It just seems to me that you have been lied to by the same group of politicians and media outlets who are not at all concerned with the fight against corruption; they simply lost the ground under their feet because they are suddenly no longer at the trough, from which they fed and grew bigger at the expense of all of us – they used to take from you and laugh in your face, but now they want you to remove the intruders and once again open the highway for them, back to the trough for which they believe naturally belongs to them.
If you want to do this while riding a bicycle, I am the last person to deny you that right. But please, if you do not want to listen to the Government, at least listen to all the doctors and nurses who have worked as hard as they possibly could have in recent weeks, to make sure that the first wave of the epidemic passed the way it has. They deserve to be heard.
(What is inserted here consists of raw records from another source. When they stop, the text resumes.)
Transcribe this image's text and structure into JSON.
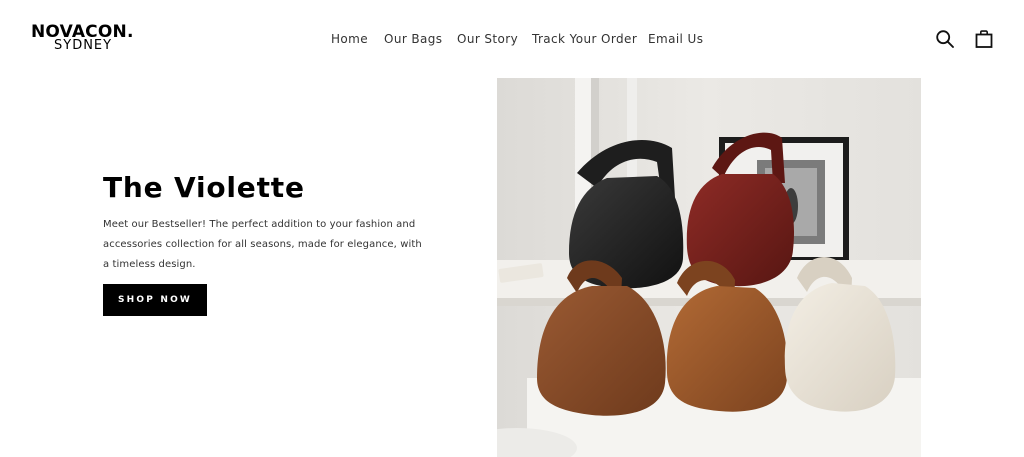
{
  "brand": {
    "name": "NOVACON.",
    "location": "SYDNEY"
  },
  "nav": {
    "items": [
      {
        "label": "Home"
      },
      {
        "label": "Our Bags"
      },
      {
        "label": "Our Story"
      },
      {
        "label": "Track Your Order"
      },
      {
        "label": "Email Us"
      }
    ]
  },
  "header_icons": {
    "search": "search-icon",
    "cart": "shopping-bag-icon"
  },
  "hero": {
    "title": "The Violette",
    "description": "Meet our Bestseller! The perfect addition to your fashion and accessories collection for all seasons, made for elegance, with a timeless design.",
    "cta_label": "SHOP NOW"
  },
  "colors": {
    "text": "#000000",
    "button_bg": "#000000",
    "button_text": "#ffffff",
    "background": "#ffffff"
  }
}
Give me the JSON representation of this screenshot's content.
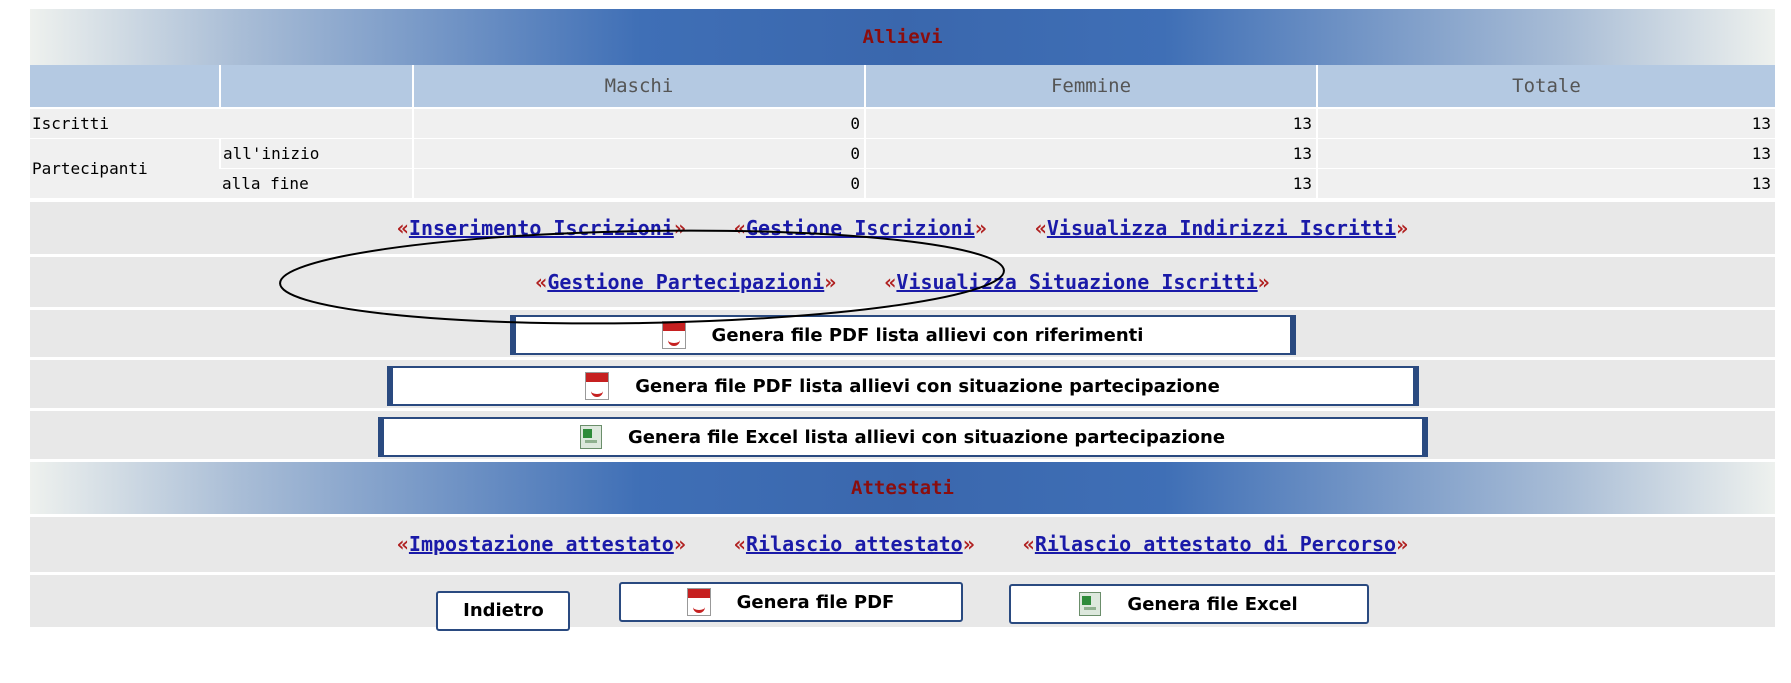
{
  "allievi_title": "Allievi",
  "table": {
    "headers": [
      "",
      "",
      "Maschi",
      "Femmine",
      "Totale"
    ],
    "iscritti": {
      "label": "Iscritti",
      "values": [
        "0",
        "13",
        "13"
      ]
    },
    "partecipanti": {
      "label": "Partecipanti",
      "rows": [
        {
          "sub": "all'inizio",
          "values": [
            "0",
            "13",
            "13"
          ]
        },
        {
          "sub": "alla fine",
          "values": [
            "0",
            "13",
            "13"
          ]
        }
      ]
    }
  },
  "links_row1": [
    "Inserimento Iscrizioni",
    "Gestione Iscrizioni",
    "Visualizza Indirizzi Iscritti"
  ],
  "links_row2": [
    "Gestione Partecipazioni",
    "Visualizza Situazione Iscritti"
  ],
  "buttons": {
    "pdf_riferimenti": "Genera file PDF lista allievi con riferimenti",
    "pdf_partecipazione": "Genera file PDF lista allievi con situazione partecipazione",
    "excel_partecipazione": "Genera file Excel lista allievi con situazione partecipazione"
  },
  "attestati_title": "Attestati",
  "attestati_links": [
    "Impostazione attestato",
    "Rilascio attestato",
    "Rilascio attestato di Percorso"
  ],
  "bottom": {
    "back": "Indietro",
    "pdf": "Genera file PDF",
    "excel": "Genera file Excel"
  },
  "guillemet_open": "«",
  "guillemet_close": "»",
  "colors": {
    "banner": "#3a67ad",
    "title": "#8b0d0d",
    "link": "#1a1aa8",
    "header": "#b4c9e2",
    "guillemet": "#b02020"
  },
  "icons": [
    "pdf-file-icon",
    "excel-file-icon"
  ]
}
And I will ask you for one more thing: please always use the same criteria: for all the good things (and there were many of those in Slovenia even during the epidemic, but in accordance with the old Slovenian tradition, we never talk about those) and for all the bad things.
Kristijan Musek Lešnik, 2020
On being fed up I get that you are fed up with the corruption, nepotism, the appointing of “our” staff.
I get that you are fed up with the restraints and closing down during the time of the measures.
I understand all of this …
I get that the easiest way to let out your frustrations is to find a culprit and dump your anger on him. I get that the easiest to find, and the most convenient culprit for all of this is the Government. Even more so because we were lucky enough to get through the first wave of the coronavirus epidemic better than many other countries, and it is, therefore, easier for some to believe that this is all just a fabrication and justification of repression.
I get that you need to blow off some steam and I am sure that in the same way (and perhaps even the same people) would want to dump their anger on the Government even if the Bergamo scenario happened to us – but in that case, the reason for their frustration would be the full morgues.
Someone I appreciate wrote the following on Facebook: “We are currently in a crisis, and we are getting ourselves even deeper into it. I don’t think anything else could have been done. But the question is, what else will they do, and above all, will they do it right. The problem here is that we cannot be better off than the rest of the world. And the people on the bicycles are not aware of this and do not want to admit it.”
I would add: If the Government would deal with itself and the protests instead of the crisis, we will not be better off for that. Not me, not you, not your children. Things would get worse for everyone.
This does not mean that you should give up your fight against corruption and kneel. It means that you should leave the fight against corruption to those who are called and trained to fight it. Just as you expect health-related decisions to be made by the health professionals. Without the pressure of the street. And lynching.
But perhaps the good thing we can do for ourselves and our children is to let the competent people do their jobs.
What I can see from my viewpoint with a few more kilometers behind me, is that this is one of the rare few Governments from the last couple of years that actually works. If anyone has cheated and stolen in their work, they deserve to be condemned. But let’s let him be prosecuted by the police, the prosecutors and the court, not the media and the street.
We will get the opportunity to reward or punish them at the upcoming elections – and the next new faces will shine there (isn’t it funny how some people always blame the old faces for all their disappointments, even though we always know what to expect from these faces, while on the other hand, the same people continue to benevolently accept the dysfunctional devastation left behind by the new faces, one after the other – instead of directing their anger at these failed characters and those who sold the new faces to them and screwed them over, making them believe that they are saviours and making sure that this can happen over and over again).